## Dataset items:
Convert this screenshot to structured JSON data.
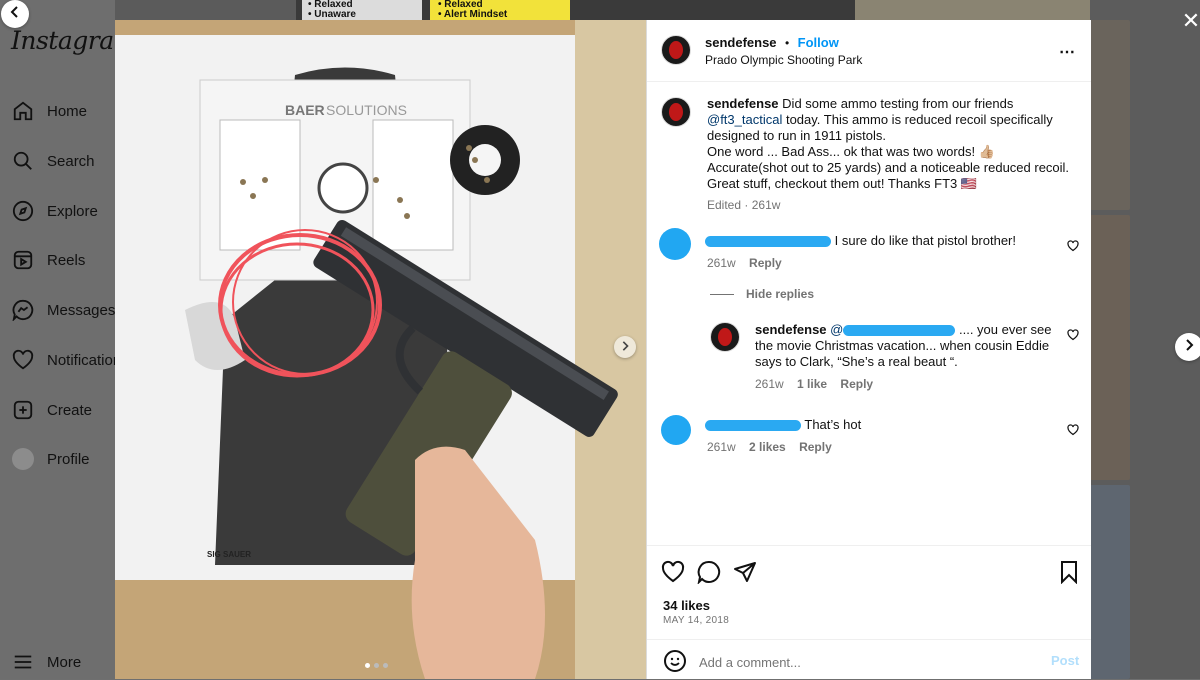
{
  "brand": {
    "logo_text": "Instagram"
  },
  "nav": [
    {
      "label": "Home",
      "icon": "home-icon"
    },
    {
      "label": "Search",
      "icon": "search-icon"
    },
    {
      "label": "Explore",
      "icon": "explore-icon"
    },
    {
      "label": "Reels",
      "icon": "reels-icon"
    },
    {
      "label": "Messages",
      "icon": "messages-icon"
    },
    {
      "label": "Notification",
      "icon": "notifications-icon"
    },
    {
      "label": "Create",
      "icon": "create-icon"
    },
    {
      "label": "Profile",
      "icon": "profile-icon"
    },
    {
      "label": "More",
      "icon": "menu-icon"
    }
  ],
  "background": {
    "sign1": [
      "• Relaxed",
      "• Unaware"
    ],
    "sign2": [
      "• Relaxed",
      "• Alert Mindset"
    ]
  },
  "post": {
    "author": "sendefense",
    "follow_label": "Follow",
    "separator": "•",
    "location": "Prado Olympic Shooting Park",
    "caption": {
      "author": "sendefense",
      "line1": "Did some ammo testing from our friends",
      "mention": "@ft3_tactical",
      "line2": " today. This ammo is reduced recoil specifically designed to run in 1911 pistols.",
      "line3": "One word ... Bad Ass... ok that was two words! 👍🏼",
      "line4": "Accurate(shot out to 25 yards) and a noticeable reduced recoil. Great stuff, checkout them out! Thanks FT3 🇺🇸",
      "edited": "Edited",
      "dot": "·",
      "time": "261w"
    },
    "comments": [
      {
        "text": "I sure do like that pistol brother!",
        "time": "261w",
        "reply_label": "Reply"
      },
      {
        "hide_replies": "Hide replies"
      },
      {
        "author": "sendefense",
        "mention_prefix": "@",
        "text": ".... you ever see the movie Christmas vacation... when cousin Eddie says to Clark, “She’s a real beaut “.",
        "time": "261w",
        "likes": "1 like",
        "reply_label": "Reply"
      },
      {
        "text": "That’s hot",
        "time": "261w",
        "likes": "2 likes",
        "reply_label": "Reply"
      }
    ],
    "likes": "34 likes",
    "date": "MAY 14, 2018",
    "comment_placeholder": "Add a comment...",
    "post_label": "Post"
  },
  "photo": {
    "target_brand": "BAER SOLUTIONS",
    "target_brand_bold": "BAER",
    "target_brand_light": "SOLUTIONS",
    "sig_label": "SIG SAUER",
    "carousel_count": 3,
    "carousel_active": 0
  },
  "colors": {
    "accent": "#0095f6",
    "redaction": "#2aa9f2",
    "circle": "#f0535b"
  }
}
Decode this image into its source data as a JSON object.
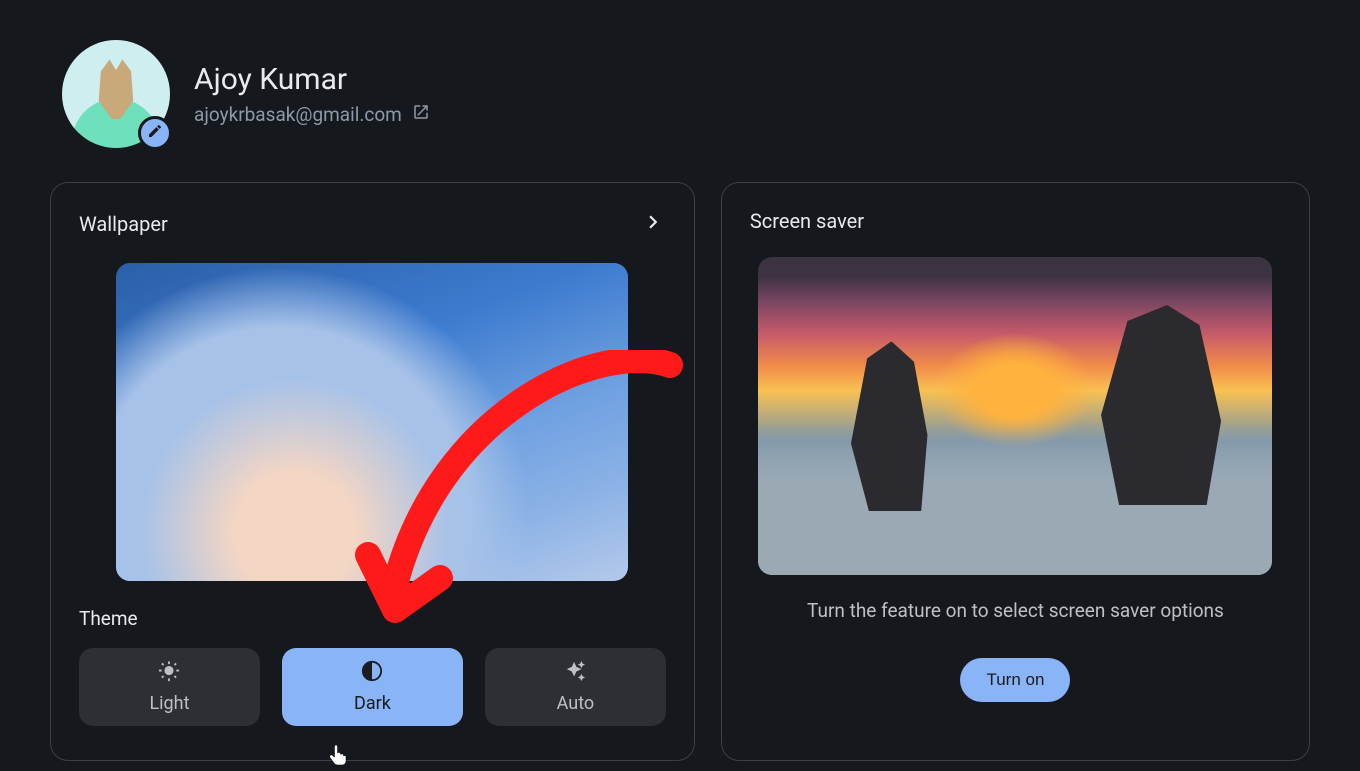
{
  "profile": {
    "name": "Ajoy Kumar",
    "email": "ajoykrbasak@gmail.com"
  },
  "wallpaper": {
    "title": "Wallpaper",
    "theme_label": "Theme",
    "themes": {
      "light": "Light",
      "dark": "Dark",
      "auto": "Auto"
    },
    "selected_theme": "dark"
  },
  "screensaver": {
    "title": "Screen saver",
    "hint": "Turn the feature on to select screen saver options",
    "button": "Turn on"
  }
}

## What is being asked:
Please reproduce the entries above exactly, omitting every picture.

## Solution for this problem:
Convert this screenshot to structured JSON data.
{
  "brand": {
    "logo_text": "Instagram"
  },
  "nav": [
    {
      "label": "Home",
      "icon": "home-icon"
    },
    {
      "label": "Search",
      "icon": "search-icon"
    },
    {
      "label": "Explore",
      "icon": "explore-icon"
    },
    {
      "label": "Reels",
      "icon": "reels-icon"
    },
    {
      "label": "Messages",
      "icon": "messages-icon"
    },
    {
      "label": "Notification",
      "icon": "notifications-icon"
    },
    {
      "label": "Create",
      "icon": "create-icon"
    },
    {
      "label": "Profile",
      "icon": "profile-icon"
    },
    {
      "label": "More",
      "icon": "menu-icon"
    }
  ],
  "background": {
    "sign1": [
      "• Relaxed",
      "• Unaware"
    ],
    "sign2": [
      "• Relaxed",
      "• Alert Mindset"
    ]
  },
  "post": {
    "author": "sendefense",
    "follow_label": "Follow",
    "separator": "•",
    "location": "Prado Olympic Shooting Park",
    "caption": {
      "author": "sendefense",
      "line1": "Did some ammo testing from our friends",
      "mention": "@ft3_tactical",
      "line2": " today. This ammo is reduced recoil specifically designed to run in 1911 pistols.",
      "line3": "One word ... Bad Ass... ok that was two words! 👍🏼",
      "line4": "Accurate(shot out to 25 yards) and a noticeable reduced recoil. Great stuff, checkout them out! Thanks FT3 🇺🇸",
      "edited": "Edited",
      "dot": "·",
      "time": "261w"
    },
    "comments": [
      {
        "text": "I sure do like that pistol brother!",
        "time": "261w",
        "reply_label": "Reply"
      },
      {
        "hide_replies": "Hide replies"
      },
      {
        "author": "sendefense",
        "mention_prefix": "@",
        "text": ".... you ever see the movie Christmas vacation... when cousin Eddie says to Clark, “She’s a real beaut “.",
        "time": "261w",
        "likes": "1 like",
        "reply_label": "Reply"
      },
      {
        "text": "That’s hot",
        "time": "261w",
        "likes": "2 likes",
        "reply_label": "Reply"
      }
    ],
    "likes": "34 likes",
    "date": "MAY 14, 2018",
    "comment_placeholder": "Add a comment...",
    "post_label": "Post"
  },
  "photo": {
    "target_brand": "BAER SOLUTIONS",
    "target_brand_bold": "BAER",
    "target_brand_light": "SOLUTIONS",
    "sig_label": "SIG SAUER",
    "carousel_count": 3,
    "carousel_active": 0
  },
  "colors": {
    "accent": "#0095f6",
    "redaction": "#2aa9f2",
    "circle": "#f0535b"
  }
}
Decode this image into its source data as a JSON object.
{
  "profile": {
    "name": "Ajoy Kumar",
    "email": "ajoykrbasak@gmail.com"
  },
  "wallpaper": {
    "title": "Wallpaper",
    "theme_label": "Theme",
    "themes": {
      "light": "Light",
      "dark": "Dark",
      "auto": "Auto"
    },
    "selected_theme": "dark"
  },
  "screensaver": {
    "title": "Screen saver",
    "hint": "Turn the feature on to select screen saver options",
    "button": "Turn on"
  }
}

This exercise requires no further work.